Having served personally for 21+ years as an Air Force Soldier Powerful Heart understands the uniqueness of military individual and families such as separation from loved ones due to deployment, the stresses and strains of a military career that you are unsure how to navigate, transitioning from military to civilian life, transition back home from a deployment and the effects and untreated post-traumatic Stress.
Preparing for a deployment can be a stressful event for you and your family. It is helpful to prepare yourself and your family for what lies ahead. It is important to seek a therapist who can assist in proper planning, concerns family members and what emotions may come up that are critical to discuss for well-being.
Treatment can also include
- social support
- fears of abandonment
- The transition of coming back home
It can be extremely difficult when separated from families and loved ones. It takes tremendous strength, patience, selflessness, and faith to make it through those times. The feelings of powerlessness, anger, confusion, and loneliness these situations bring are issues that may be brought into and addressed in therapy. Individuals may find the additional support that therapy brings helpful to manage these confusing emotions.
Family Reunification and readjustment
Returning home can have a positive and negative effect on the service member and their loved ones. The extreme elation upon return can often come crashing down in disappointment. The stress of another transition will set in and there may be issues of reconnecting with spouse or partner, parenting, house-hold chores, friends, and finances may begin creating conflict between family members. It may be difficult to navigate during this time so support counseling and coaching may be beneficial as the soldier and families re-adjust to family roles and life.
Bridging the Gap
Your transition from Active Duty to Civilian Life
It can be somewhat difficult for soldiers to re-enter into civilian life. Where once you had steady income you struggle to find employment. The comradery you once had is no longer in place. You may find that you miss the active duty life and struggle with what your next step is and your purpose in civilian life.
Some other areas that powerful heart counseling and coaching can help you with are military Building new relationships after Permanent Change of Station, readjustment, and other military transitions.
Post-Traumatic Stress for Veterans, Law Enforcement and First Responders
Not only do soldiers suffer from Post-Traumatic Stress so does Law Enforcement and first responders.

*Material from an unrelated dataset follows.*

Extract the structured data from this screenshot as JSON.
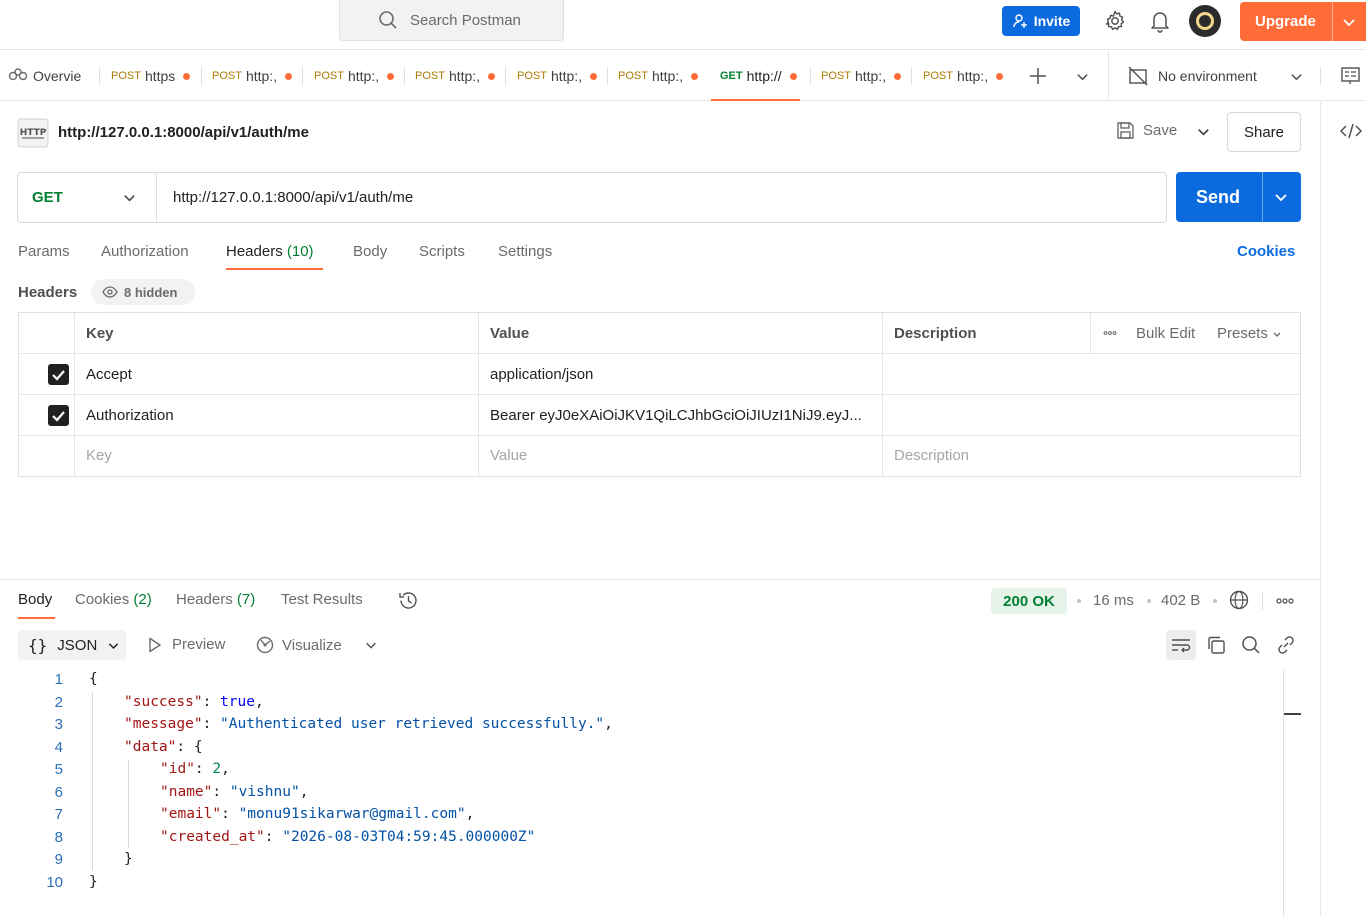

These special populations most often than not do not seek treatment. There is often a stigma while serving that it is detrimental to seek counseling or other help. These populations are often told to suck it up, get over it and in some cases could be a career ending. According to the Department of Veteran Affairs The following symptoms of Post-Traumatic Stress Disorder (PTSD) may occur and disrupt daily life:
Reliving the event through the following:
- Having night terrors and flashbacks
- sight and sounds that are triggers to reliving the event
You may try to avoid situations or people that trigger memories of the traumatic event.
You may even avoid talking or thinking about the event.
- You may avoid crowds, because they feel dangerous
- You may avoid driving if you were in a car accident or if your military convoy was bombed
- If you were in an earthquake, you may avoid watching movies about earthquakes
- You may keep very busy or avoid seeking help because it keeps you from having to think or talk about the event
- Negative changes in beliefs and feelings
The way you think about yourself and others changes because of the trauma
This symptom has many aspects, including the following:
- You may not have positive or loving feelings toward other people and may stay away from relationships
- You may forget about parts of the traumatic event or not be able to talk about them
- You may think the world is completely dangerous, and no one can be trusted
- Feeling keyed up (also called hyperarousal)
- You may be jittery, or always alert and on the lookout for danger
- You might suddenly become angry or irritable
- You may have a hard time sleeping
- You may have trouble concentrating
- You may be startled by a loud noise or surprise
- You might want to have your back to a wall in a restaurant or waiting room
Please call our office at (720) 984-2785 if you have any of the above symptoms and would like a free consultation. Powerful Heart Counseling and Coaching offers reduced rates available for veterans, law enforcement and first responders.